Task material:
—————
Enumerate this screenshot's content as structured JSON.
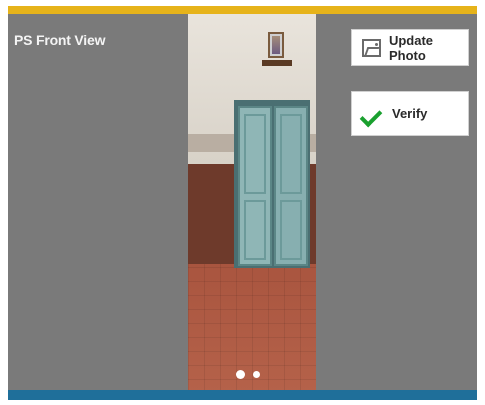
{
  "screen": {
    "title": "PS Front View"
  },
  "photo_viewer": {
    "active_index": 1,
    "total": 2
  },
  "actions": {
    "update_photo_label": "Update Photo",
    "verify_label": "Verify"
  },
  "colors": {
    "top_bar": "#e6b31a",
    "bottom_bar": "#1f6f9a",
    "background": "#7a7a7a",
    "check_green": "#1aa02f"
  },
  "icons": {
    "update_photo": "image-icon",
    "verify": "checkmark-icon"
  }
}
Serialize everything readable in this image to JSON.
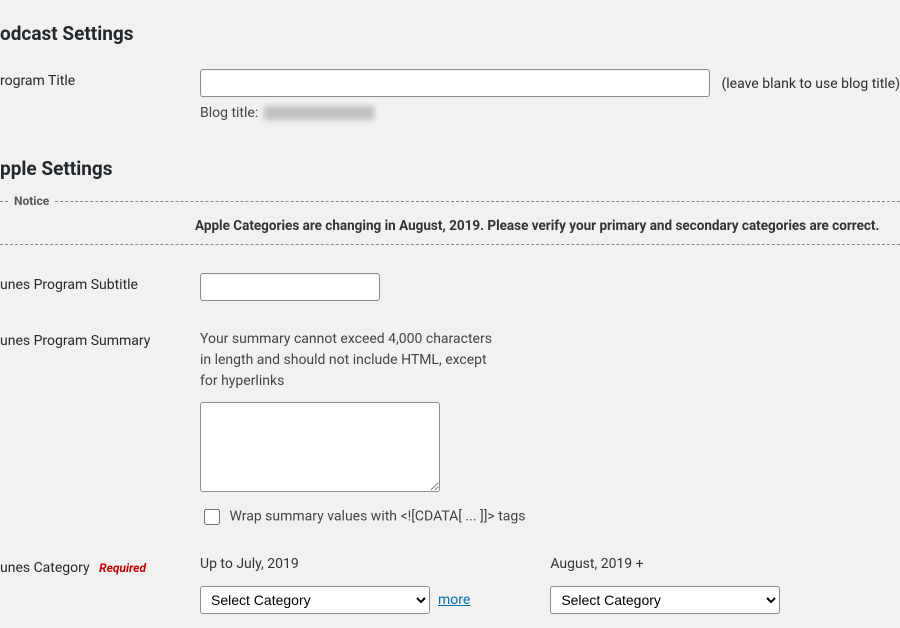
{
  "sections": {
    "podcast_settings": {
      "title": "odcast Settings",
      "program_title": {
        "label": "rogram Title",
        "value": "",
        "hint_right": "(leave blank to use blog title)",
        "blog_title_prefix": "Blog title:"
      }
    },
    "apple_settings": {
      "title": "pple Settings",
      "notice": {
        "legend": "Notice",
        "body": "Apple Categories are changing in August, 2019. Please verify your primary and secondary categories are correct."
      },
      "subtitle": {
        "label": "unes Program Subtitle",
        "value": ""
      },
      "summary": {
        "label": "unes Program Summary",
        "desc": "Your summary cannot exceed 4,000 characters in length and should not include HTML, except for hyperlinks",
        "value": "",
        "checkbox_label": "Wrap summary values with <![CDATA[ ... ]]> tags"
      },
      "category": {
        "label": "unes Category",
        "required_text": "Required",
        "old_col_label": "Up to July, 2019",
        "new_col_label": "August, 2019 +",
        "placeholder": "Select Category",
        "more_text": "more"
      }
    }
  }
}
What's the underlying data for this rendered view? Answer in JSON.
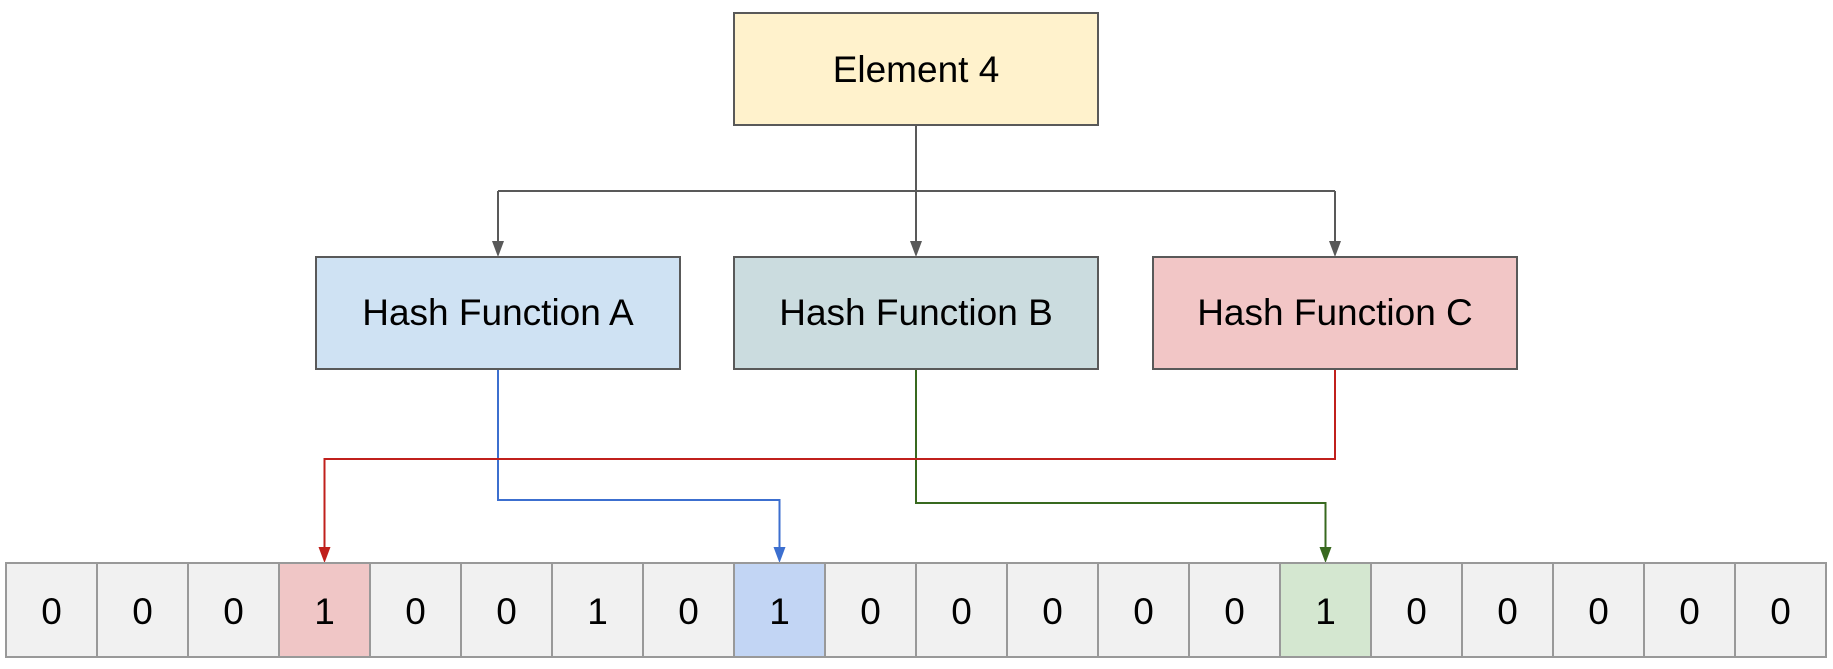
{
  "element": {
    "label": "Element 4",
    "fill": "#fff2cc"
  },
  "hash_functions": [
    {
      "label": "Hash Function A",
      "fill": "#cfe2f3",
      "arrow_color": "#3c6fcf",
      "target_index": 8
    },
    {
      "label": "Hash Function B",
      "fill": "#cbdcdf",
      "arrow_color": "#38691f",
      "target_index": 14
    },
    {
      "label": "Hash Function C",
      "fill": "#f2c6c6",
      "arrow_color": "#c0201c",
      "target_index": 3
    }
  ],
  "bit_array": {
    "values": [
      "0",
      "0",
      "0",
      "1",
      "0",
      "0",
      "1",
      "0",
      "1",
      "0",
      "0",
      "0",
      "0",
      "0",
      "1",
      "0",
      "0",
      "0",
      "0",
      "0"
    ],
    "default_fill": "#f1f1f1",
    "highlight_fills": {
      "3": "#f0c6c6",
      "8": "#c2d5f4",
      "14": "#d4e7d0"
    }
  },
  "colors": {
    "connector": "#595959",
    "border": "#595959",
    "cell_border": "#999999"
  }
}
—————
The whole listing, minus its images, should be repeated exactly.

Written solution:
Enumerate this screenshot's content as structured JSON.
{
  "screen": {
    "title": "PS Front View"
  },
  "photo_viewer": {
    "active_index": 1,
    "total": 2
  },
  "actions": {
    "update_photo_label": "Update Photo",
    "verify_label": "Verify"
  },
  "colors": {
    "top_bar": "#e6b31a",
    "bottom_bar": "#1f6f9a",
    "background": "#7a7a7a",
    "check_green": "#1aa02f"
  },
  "icons": {
    "update_photo": "image-icon",
    "verify": "checkmark-icon"
  }
}
Serialize everything readable in this image to JSON.
{
  "sections": {
    "podcast_settings": {
      "title": "odcast Settings",
      "program_title": {
        "label": "rogram Title",
        "value": "",
        "hint_right": "(leave blank to use blog title)",
        "blog_title_prefix": "Blog title:"
      }
    },
    "apple_settings": {
      "title": "pple Settings",
      "notice": {
        "legend": "Notice",
        "body": "Apple Categories are changing in August, 2019. Please verify your primary and secondary categories are correct."
      },
      "subtitle": {
        "label": "unes Program Subtitle",
        "value": ""
      },
      "summary": {
        "label": "unes Program Summary",
        "desc": "Your summary cannot exceed 4,000 characters in length and should not include HTML, except for hyperlinks",
        "value": "",
        "checkbox_label": "Wrap summary values with <![CDATA[ ... ]]> tags"
      },
      "category": {
        "label": "unes Category",
        "required_text": "Required",
        "old_col_label": "Up to July, 2019",
        "new_col_label": "August, 2019 +",
        "placeholder": "Select Category",
        "more_text": "more"
      }
    }
  }
}
What's the underlying data for this rendered view? Answer in JSON.
{
  "element": {
    "label": "Element 4",
    "fill": "#fff2cc"
  },
  "hash_functions": [
    {
      "label": "Hash Function A",
      "fill": "#cfe2f3",
      "arrow_color": "#3c6fcf",
      "target_index": 8
    },
    {
      "label": "Hash Function B",
      "fill": "#cbdcdf",
      "arrow_color": "#38691f",
      "target_index": 14
    },
    {
      "label": "Hash Function C",
      "fill": "#f2c6c6",
      "arrow_color": "#c0201c",
      "target_index": 3
    }
  ],
  "bit_array": {
    "values": [
      "0",
      "0",
      "0",
      "1",
      "0",
      "0",
      "1",
      "0",
      "1",
      "0",
      "0",
      "0",
      "0",
      "0",
      "1",
      "0",
      "0",
      "0",
      "0",
      "0"
    ],
    "default_fill": "#f1f1f1",
    "highlight_fills": {
      "3": "#f0c6c6",
      "8": "#c2d5f4",
      "14": "#d4e7d0"
    }
  },
  "colors": {
    "connector": "#595959",
    "border": "#595959",
    "cell_border": "#999999"
  }
}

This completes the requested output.